Comcast – Workers’ Compensation Pilot
- Posted by Joe Crandall
- On December 28, 2012
- Solution: Change Management, Solution: Governance, Solution: Implementation, Solution: MSO, Solution: PMO, Solution: Process Improvement, Solution: Project Management, Solution: Readiness Assessment
Solutions through centralization and simplicity
In 2012, with over 100,000 workers across 23 states, Comcast sought to improve its Workers’ Compensation (WC) program. To achieve this, the company called upon a team from Greencastle Consulting to rollout a new WC administration that was simple, efficient and centralized.
For the project to be a success, basic process components to be improved had to be identified before key metrics and reports could be developed. With seemingly too-long durations of leave, a lack of a centralized management system, and high claim expenses related to ineffective management, there were apparent inconsistencies between partner organizations within Comcast.
Previously, many of the WC clerical difficulties fell upon the field, i.e. human resources and safety departments. Greencastle labeled this as a misallocation of manpower and designed a centralized hub to handle claims after receiving basic information directly from hands-on administrators, subsequently moving the weight of these responsibilities from those who were already fully tasked with active employees. This centralized WC Unit reduced clerical stress on specialized sectors and relied upon a sensible division of talent and labor.
A second important definition of success for the Greencastle team was to establish a process to increase the program’s efficiency and reduce lost time without negatively affecting employee satisfaction. To do this, a series of support tools were integrated into the pre-launch project design: simplified WC request forms, a streamlined request processing structure, and a transparent method of connecting employees with financial and medical resources.
Greencastle developed personalized metrics and reporting processes to monitor the pre-launch testing and rollout, and to ensure a successful monitoring of the results afterward. An external approach had to be undertaken as well: communication with insurance, third-party clerical, and governmental organizations was often a large waste of time and resources. Making sure that the rollout was a national success, not only within Comcast itself, but as Comcast related to these external organizations, was as critical to the success as the reduction of internal strain.

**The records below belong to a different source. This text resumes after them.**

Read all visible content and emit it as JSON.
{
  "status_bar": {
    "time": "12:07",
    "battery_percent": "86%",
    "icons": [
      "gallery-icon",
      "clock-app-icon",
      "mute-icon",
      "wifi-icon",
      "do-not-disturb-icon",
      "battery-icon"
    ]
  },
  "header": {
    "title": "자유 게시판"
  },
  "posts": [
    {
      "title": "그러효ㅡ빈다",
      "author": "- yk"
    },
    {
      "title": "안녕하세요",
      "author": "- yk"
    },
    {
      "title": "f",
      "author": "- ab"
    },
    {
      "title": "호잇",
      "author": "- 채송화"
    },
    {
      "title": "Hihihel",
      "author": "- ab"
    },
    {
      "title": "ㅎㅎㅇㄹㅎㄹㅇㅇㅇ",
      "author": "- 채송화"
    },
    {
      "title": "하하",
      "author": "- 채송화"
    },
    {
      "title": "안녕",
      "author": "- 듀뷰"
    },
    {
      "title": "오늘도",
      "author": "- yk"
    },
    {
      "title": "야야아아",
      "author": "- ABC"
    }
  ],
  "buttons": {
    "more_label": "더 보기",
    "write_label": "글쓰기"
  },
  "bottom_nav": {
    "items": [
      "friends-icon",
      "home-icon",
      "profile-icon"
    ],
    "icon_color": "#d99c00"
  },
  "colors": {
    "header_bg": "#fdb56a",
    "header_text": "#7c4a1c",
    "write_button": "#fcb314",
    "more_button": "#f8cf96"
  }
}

The success of this approach and implementation of changes resulted in reduced durations of occupational leave as well as per capita claim expenses. The idea that providing employees with more occupational leave resources would result in short leave times was correctly demonstrated, and Comcast found itself at an all-time low of WC loss.